What you should do - Look through the records and copy each line that has "ldap" in it.

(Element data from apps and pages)

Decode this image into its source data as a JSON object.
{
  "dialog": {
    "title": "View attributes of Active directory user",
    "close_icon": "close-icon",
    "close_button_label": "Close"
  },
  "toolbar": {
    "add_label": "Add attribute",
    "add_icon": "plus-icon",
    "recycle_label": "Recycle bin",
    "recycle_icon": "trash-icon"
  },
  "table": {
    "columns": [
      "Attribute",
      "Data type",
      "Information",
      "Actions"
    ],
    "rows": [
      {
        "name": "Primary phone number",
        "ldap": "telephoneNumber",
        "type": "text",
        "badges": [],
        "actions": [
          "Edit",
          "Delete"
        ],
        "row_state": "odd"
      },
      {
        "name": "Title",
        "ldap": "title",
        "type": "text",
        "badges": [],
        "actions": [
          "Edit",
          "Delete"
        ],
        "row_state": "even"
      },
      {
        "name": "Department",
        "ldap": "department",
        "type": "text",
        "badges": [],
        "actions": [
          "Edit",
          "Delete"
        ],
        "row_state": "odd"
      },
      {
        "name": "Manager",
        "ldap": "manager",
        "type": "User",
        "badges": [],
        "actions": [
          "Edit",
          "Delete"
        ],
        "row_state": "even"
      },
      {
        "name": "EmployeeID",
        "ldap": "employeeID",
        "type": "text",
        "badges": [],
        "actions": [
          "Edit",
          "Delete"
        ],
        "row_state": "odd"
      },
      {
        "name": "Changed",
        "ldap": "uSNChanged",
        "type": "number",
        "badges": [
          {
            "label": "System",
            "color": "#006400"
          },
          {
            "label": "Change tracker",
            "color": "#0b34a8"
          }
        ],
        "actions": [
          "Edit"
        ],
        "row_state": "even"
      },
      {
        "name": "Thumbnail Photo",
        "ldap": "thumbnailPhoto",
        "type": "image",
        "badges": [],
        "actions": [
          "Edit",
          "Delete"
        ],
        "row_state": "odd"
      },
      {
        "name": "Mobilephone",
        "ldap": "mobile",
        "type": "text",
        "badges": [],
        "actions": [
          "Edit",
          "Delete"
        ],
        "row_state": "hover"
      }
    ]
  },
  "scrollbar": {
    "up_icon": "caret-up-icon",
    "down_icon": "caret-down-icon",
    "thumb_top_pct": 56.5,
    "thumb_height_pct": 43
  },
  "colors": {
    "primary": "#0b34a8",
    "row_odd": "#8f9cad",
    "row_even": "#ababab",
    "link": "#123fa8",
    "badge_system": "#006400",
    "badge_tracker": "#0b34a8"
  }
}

Reply to the task -
        "ldap": "telephoneNumber",
        "ldap": "title",
        "ldap": "department",
        "ldap": "manager",
        "ldap": "employeeID",
        "ldap": "uSNChanged",
        "ldap": "thumbnailPhoto",
        "ldap": "mobile",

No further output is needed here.